Most of our cruisers friends stopped at the Marquesas first.  We, however, have never been here before.  As you might recall, we arrived in the Gambiers when entering French Polynesia.  So, these beautiful and majestic islands are all new to us!

The Marquesas Archipelago

There are five major islands, but a total of 15 that make up the Marquesas archipelago. The major islands include Nuka Hiva, Hiva Oa, Ua Pu, Fatu Hiva, and Ua Huka.  The first settlement was in AD 900-1,000 by Polynesians.  It wasn’t until 1526 that it was later “discovered by the Spanish.  Today, over 9,400 inhabitants populate the Marquesas islands.

Marquesas Archipelago

Marquesas Archipelago

The Marquesas suffered a great population decline from endemic diseases carried by Western explorers.  The indigenous people suffered high rates of mortality as they had no immunity to the new diseases.  The population was reduced from 78k inhabitants to about 20k by the middle of the nineteenth century.  By the turn of the 20th century, the population was further reduced to just over 4k.  By 1926, it was a measly 2300 inhabitants. Shortly thereafter, the population took a turn and slowly increased to 8,500 in 2002 and finally to 9,400 in 2017.

In contrast to the other Polynesian islands, the Marquesas are all volcanic and high islands (except Motu One).  With steep volcanic mountains that plunge straight into the ocean.  They are also very dry islands, unlike its sister Polynesian islands that are lush and flowing with tropical vegetation.  View of Baie Taiohae the morning after we arrived.

Mountains of Nuku Hiva

Mountains of Nuku Hiva

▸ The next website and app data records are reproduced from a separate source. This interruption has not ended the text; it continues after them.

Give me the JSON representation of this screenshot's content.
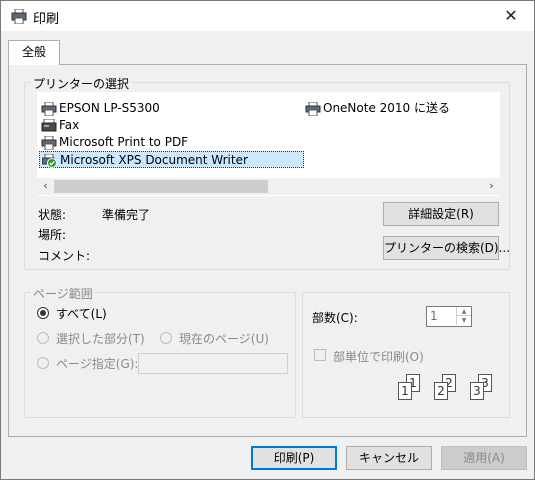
{
  "window": {
    "title": "印刷",
    "close_symbol": "✕",
    "app_icon": "printer-icon"
  },
  "tabs": [
    {
      "label": "全般",
      "selected": true
    }
  ],
  "printer_select": {
    "group_label": "プリンターの選択",
    "printers": [
      {
        "name": "EPSON LP-S5300",
        "icon": "printer-icon",
        "selected": false
      },
      {
        "name": "OneNote 2010 に送る",
        "icon": "printer-icon",
        "selected": false
      },
      {
        "name": "Fax",
        "icon": "fax-icon",
        "selected": false
      },
      {
        "name": "Microsoft Print to PDF",
        "icon": "printer-icon",
        "selected": false
      },
      {
        "name": "Microsoft XPS Document Writer",
        "icon": "default-printer-check-icon",
        "selected": true
      }
    ],
    "scroll_left": "‹",
    "scroll_right": "›",
    "status_label": "状態:",
    "status_value": "準備完了",
    "location_label": "場所:",
    "comment_label": "コメント:",
    "preferences_button": "詳細設定(R)",
    "find_printer_button": "プリンターの検索(D)..."
  },
  "page_range": {
    "group_label": "ページ範囲",
    "all_label": "すべて(L)",
    "selection_label": "選択した部分(T)",
    "current_page_label": "現在のページ(U)",
    "pages_label": "ページ指定(G):",
    "selected_option": "all"
  },
  "copies": {
    "label": "部数(C):",
    "value": "1",
    "collate_label": "部単位で印刷(O)",
    "collate_checked": false,
    "collate_pages": [
      "1",
      "1",
      "2",
      "2",
      "3",
      "3"
    ]
  },
  "footer": {
    "print_button": "印刷(P)",
    "cancel_button": "キャンセル",
    "apply_button": "適用(A)"
  },
  "colors": {
    "selection_bg": "#cce8ff",
    "default_button_border": "#0078d7",
    "check_green": "#2a9a2a"
  }
}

The Marquesas’ islands are not surrounded by a protective fringing reef which is another difference between the archipelagos.  Coral is only found in one place in the Marquesas.  Coral is at the top of the island Fatu Huku, a rather strange location. 

Different from the Tuamotus

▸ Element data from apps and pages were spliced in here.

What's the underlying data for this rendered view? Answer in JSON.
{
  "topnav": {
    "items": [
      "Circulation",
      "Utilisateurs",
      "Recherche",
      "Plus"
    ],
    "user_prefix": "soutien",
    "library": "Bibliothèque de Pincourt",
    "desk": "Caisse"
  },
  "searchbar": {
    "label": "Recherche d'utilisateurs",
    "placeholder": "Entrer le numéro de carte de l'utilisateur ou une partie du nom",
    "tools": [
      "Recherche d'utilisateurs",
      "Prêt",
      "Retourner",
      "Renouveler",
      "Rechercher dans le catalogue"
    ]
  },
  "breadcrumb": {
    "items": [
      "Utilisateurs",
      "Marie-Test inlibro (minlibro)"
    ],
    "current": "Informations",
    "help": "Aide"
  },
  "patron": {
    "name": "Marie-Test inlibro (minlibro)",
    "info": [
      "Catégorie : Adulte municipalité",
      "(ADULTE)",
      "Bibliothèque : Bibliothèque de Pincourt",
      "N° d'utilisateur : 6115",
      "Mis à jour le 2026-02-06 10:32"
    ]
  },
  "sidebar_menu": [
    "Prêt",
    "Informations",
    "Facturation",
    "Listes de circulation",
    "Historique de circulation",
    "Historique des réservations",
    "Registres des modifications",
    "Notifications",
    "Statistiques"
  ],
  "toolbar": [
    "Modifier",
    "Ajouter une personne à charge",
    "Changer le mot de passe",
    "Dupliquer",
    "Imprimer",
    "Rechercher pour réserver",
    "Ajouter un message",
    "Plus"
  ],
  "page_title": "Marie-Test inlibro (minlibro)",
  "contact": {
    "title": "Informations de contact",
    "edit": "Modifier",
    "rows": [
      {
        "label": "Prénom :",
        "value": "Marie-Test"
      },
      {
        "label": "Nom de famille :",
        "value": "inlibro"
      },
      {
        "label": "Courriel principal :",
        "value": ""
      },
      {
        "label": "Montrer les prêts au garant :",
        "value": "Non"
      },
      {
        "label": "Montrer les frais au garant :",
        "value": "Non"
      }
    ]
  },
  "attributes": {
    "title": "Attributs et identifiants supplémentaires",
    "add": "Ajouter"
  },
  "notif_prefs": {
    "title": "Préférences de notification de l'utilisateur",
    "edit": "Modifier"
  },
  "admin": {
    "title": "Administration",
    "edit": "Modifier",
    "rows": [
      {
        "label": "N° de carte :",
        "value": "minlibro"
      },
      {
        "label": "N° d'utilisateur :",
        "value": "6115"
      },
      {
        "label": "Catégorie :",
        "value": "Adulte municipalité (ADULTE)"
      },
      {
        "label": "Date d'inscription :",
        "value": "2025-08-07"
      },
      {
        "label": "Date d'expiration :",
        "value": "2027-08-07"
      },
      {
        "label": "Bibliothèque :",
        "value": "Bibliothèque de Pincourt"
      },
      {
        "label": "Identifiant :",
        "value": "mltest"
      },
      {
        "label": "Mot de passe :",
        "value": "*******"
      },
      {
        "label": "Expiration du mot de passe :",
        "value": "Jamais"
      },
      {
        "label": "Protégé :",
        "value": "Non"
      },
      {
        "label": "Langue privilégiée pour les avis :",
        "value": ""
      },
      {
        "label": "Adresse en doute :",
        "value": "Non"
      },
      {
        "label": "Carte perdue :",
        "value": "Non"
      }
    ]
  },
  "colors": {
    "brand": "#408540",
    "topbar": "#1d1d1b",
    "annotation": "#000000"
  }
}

These islands suffer from frequent drought conditions because of their prevailing easterly winds that spawn from the Humbolt Current.  This has led to historical fluctuations in water supply, which have played a crucial role in the sustainability of human populations in certain sections of the various islands throughout the archipelago.

The islands range in age.  Fatu Hiva is the youngest island at 1.3 million years old and Eiao is the oldest island at 6 million years old. 

The Marquesas islands also known as Henua Enana, land of men has created a race of strong people of immense pride and fascinating culture.  The islands are full of natural wonders including 305 meter (1000’) waterfalls that cascade down volcanic cliffs and towering mountains.